The following commentary can also be viewed and commented upon on the Supply Chain Expert Community web site.

We call reader attention to a rather insightful article, Closed encounters with suppliers, published in the July 7 print edition of the Financial Times (paid subscription required).  In the article, author Peter Marsh articulates the differences between closed and open supply chains, along with their implications for corporate and supply chain strategy.

March defines the differences of closed vs. open as follows:

A closed supply chain is a highly integrated set of networks in which many of the technologies being applied are developed at least partially by the company orchestrating the system.”

“In open supply chains- common in industries such as automotive, aerospace and many areas of consumer electronics- the emphasis is on standardized components that fit together in a modular fashion. In these systems, suppliers are generally encouraged to be the main innovators and sell the same components to a range of customers.”

Open supply chains came about from the efforts of lean and just-in-time initiatives where efficiency, cost control and overall return on assets was the overall corporate objective.  Later, quicker and more timely response to customer and market trends also became a motivator. Differentiation in products are governed by time-to-market and global volume and scale considerations, where common components can be shared across various product families or design platforms. The article makes an argument that rather than simplicity, the pendulum may be swinging back to complexity.  Of course, industry and corporate strategy are other considerations.

The article cites examples of closed supply chains as being Apple’s consumer electronics offerings, the Nestle Nespresso coffee maker and Corning’s flat screen glass. Supply Chain Matters would add Boeing’s 787 Dreamliner supply chain to the category of closed. The article points out that closed supply chains have come to the forefront as a result of corporate strategy needs to develop more innovative products that provide an industry edge or cannot be easily copied by competitors. Also noted is that in a closed supply chain, the hub company often requires supplier facilities to be closely situated to orchestrate design and coordinated supply needs. A closed supply chain often requires a more “tops-down” approach for supply chain business processes.  The article also points out that closed supply chains are far more exposed to the risk of greater disruption caused by external events. The March devastating earthquake and tsunami that occurred in Japan was the most recent example of the effects of this disruption on certain closed supply chains.  A recent news posting in Procurement Leaders notes that Boeing is considering a new supplier sourcing strategy to reduce the impact of certain disruptions, such as the recent Japan earthquake had on the 787 Dreamliner supply chain. Similarly, other closed supply chains have had a wake-up call to risk mitigation.

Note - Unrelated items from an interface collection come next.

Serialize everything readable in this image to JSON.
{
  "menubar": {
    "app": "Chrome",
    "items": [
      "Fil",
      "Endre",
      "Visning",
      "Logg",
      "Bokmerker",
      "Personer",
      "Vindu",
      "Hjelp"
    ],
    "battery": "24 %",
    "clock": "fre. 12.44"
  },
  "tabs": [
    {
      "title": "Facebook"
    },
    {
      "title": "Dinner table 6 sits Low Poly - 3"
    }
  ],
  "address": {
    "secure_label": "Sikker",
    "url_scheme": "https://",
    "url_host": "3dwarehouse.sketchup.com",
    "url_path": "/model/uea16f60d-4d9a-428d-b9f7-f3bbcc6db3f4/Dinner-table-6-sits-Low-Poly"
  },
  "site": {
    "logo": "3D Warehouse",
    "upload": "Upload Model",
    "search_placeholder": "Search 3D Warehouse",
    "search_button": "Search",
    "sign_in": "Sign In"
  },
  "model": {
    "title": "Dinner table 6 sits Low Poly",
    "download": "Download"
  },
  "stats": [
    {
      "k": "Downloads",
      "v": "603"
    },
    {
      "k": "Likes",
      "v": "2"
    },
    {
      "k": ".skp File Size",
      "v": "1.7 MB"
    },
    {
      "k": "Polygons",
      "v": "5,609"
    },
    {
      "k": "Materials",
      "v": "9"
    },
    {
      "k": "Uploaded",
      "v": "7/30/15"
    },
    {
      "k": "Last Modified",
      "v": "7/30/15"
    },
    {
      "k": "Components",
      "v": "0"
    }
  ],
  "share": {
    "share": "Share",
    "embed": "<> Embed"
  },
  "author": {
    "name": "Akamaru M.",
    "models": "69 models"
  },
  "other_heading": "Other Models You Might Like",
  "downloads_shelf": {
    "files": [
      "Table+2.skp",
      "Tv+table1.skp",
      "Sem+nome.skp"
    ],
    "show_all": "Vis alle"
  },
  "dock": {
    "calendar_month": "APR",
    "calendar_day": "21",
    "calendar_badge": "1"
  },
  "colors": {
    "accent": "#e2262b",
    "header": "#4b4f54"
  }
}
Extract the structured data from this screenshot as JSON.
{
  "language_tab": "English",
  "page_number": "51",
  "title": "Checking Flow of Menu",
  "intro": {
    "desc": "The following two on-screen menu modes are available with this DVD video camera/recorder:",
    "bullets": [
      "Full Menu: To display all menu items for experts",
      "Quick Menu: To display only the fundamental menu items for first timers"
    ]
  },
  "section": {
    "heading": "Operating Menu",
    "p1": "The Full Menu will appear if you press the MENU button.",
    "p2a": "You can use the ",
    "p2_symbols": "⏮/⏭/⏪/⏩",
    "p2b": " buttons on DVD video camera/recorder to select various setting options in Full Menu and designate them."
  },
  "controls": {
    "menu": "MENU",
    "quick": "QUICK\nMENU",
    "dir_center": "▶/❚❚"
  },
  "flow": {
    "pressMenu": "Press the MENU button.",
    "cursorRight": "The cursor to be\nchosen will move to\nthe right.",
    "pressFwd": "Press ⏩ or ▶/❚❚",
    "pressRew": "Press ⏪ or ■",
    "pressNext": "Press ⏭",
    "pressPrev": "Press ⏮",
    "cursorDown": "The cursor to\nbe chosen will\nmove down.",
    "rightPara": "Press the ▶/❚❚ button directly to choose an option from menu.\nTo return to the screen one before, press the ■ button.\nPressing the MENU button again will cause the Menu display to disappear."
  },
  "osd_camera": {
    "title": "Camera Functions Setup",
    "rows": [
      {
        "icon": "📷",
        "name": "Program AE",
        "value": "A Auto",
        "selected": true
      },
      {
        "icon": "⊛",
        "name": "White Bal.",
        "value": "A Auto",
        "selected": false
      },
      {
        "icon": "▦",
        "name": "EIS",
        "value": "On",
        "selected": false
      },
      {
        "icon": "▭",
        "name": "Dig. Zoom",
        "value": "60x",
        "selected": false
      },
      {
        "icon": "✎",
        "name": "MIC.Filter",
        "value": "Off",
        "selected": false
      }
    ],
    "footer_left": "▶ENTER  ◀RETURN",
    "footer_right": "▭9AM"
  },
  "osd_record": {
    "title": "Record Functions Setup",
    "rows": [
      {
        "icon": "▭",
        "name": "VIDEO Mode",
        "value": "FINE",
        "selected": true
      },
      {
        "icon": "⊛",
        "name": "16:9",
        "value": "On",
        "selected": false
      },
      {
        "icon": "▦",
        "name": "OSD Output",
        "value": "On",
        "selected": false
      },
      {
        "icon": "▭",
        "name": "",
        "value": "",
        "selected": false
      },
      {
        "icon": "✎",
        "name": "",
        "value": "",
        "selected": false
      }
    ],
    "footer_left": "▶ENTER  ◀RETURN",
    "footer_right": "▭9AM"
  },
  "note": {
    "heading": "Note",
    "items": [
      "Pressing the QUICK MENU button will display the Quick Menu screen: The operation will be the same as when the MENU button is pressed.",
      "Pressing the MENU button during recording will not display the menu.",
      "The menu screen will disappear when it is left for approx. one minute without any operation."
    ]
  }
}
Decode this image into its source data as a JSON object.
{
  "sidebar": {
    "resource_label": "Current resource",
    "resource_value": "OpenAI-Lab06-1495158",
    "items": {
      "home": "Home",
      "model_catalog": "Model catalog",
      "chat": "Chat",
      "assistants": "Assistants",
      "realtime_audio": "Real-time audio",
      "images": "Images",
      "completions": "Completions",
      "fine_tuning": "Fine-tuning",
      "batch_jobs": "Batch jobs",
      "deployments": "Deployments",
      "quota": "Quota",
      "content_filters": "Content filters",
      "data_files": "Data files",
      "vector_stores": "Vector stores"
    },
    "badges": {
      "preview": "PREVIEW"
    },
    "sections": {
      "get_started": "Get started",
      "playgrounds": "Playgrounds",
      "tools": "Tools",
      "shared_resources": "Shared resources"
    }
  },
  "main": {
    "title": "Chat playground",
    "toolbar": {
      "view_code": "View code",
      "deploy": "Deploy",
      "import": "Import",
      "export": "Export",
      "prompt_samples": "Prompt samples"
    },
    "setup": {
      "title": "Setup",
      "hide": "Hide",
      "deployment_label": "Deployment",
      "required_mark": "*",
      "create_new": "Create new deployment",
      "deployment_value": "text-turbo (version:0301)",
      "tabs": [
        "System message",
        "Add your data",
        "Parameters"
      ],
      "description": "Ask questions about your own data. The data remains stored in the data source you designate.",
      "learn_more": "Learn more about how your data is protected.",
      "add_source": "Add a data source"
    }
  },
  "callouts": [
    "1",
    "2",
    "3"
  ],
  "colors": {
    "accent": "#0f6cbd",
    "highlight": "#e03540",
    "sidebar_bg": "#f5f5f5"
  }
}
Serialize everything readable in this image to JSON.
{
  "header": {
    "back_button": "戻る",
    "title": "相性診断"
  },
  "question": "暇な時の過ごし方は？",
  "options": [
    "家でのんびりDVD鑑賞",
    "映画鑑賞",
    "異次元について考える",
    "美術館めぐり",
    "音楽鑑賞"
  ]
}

Supply Chain Matters would add other considerations, not covered in the FT article.  Organizations considering a shift more towards closed supply chains need to especially focus on the people skill, risk and systems implications of managing a closed supply chain.  From our observations, closed supply chains are managed by a more centralized supply chain organizational structure where critical functions of product management, supply chain planning, strategic sourcing and procurement are better coordinated.  The people skill requirements are also higher.  For instance, sourcing and procurement needs to have skills in understanding product technology and individual vendor capabilities.  As noted by FT, there is also a need for a coordinated strategy and focus related to identification and mitigation of potential supply chain risks.

Information systems are another important consideration.  Many closed supply chains tend to shy away from “generic” backbone software applications, in favor of those that provide broader and deeper supply-chain wide visibility and control.  Flexibility to adapt and quickly respond to constantly changing business needs as well as broader supply chain wide collaboration and business intelligence capabilities tend to be the requirements of choice.  Larger enterprises may consider adoption of more agile and less burdensome applications to support innovation required from smaller subsidiaries operating in growing emerging markets. Incorporating social media strategies to gain real-time customer insights and response to newer or updated products is also something to consider.

A closed supply chain may or may not be appropriate for every enterprise or mid-sized business. However, if it is a consideration, insure that your supply chain team evaluates the organizational skill, risk and IT requirements of this model.

Readers who have experience in closed supply chains are invited to add their observations related to organizational skills, risk and IT requirements to this commentary.

Bob Ferrari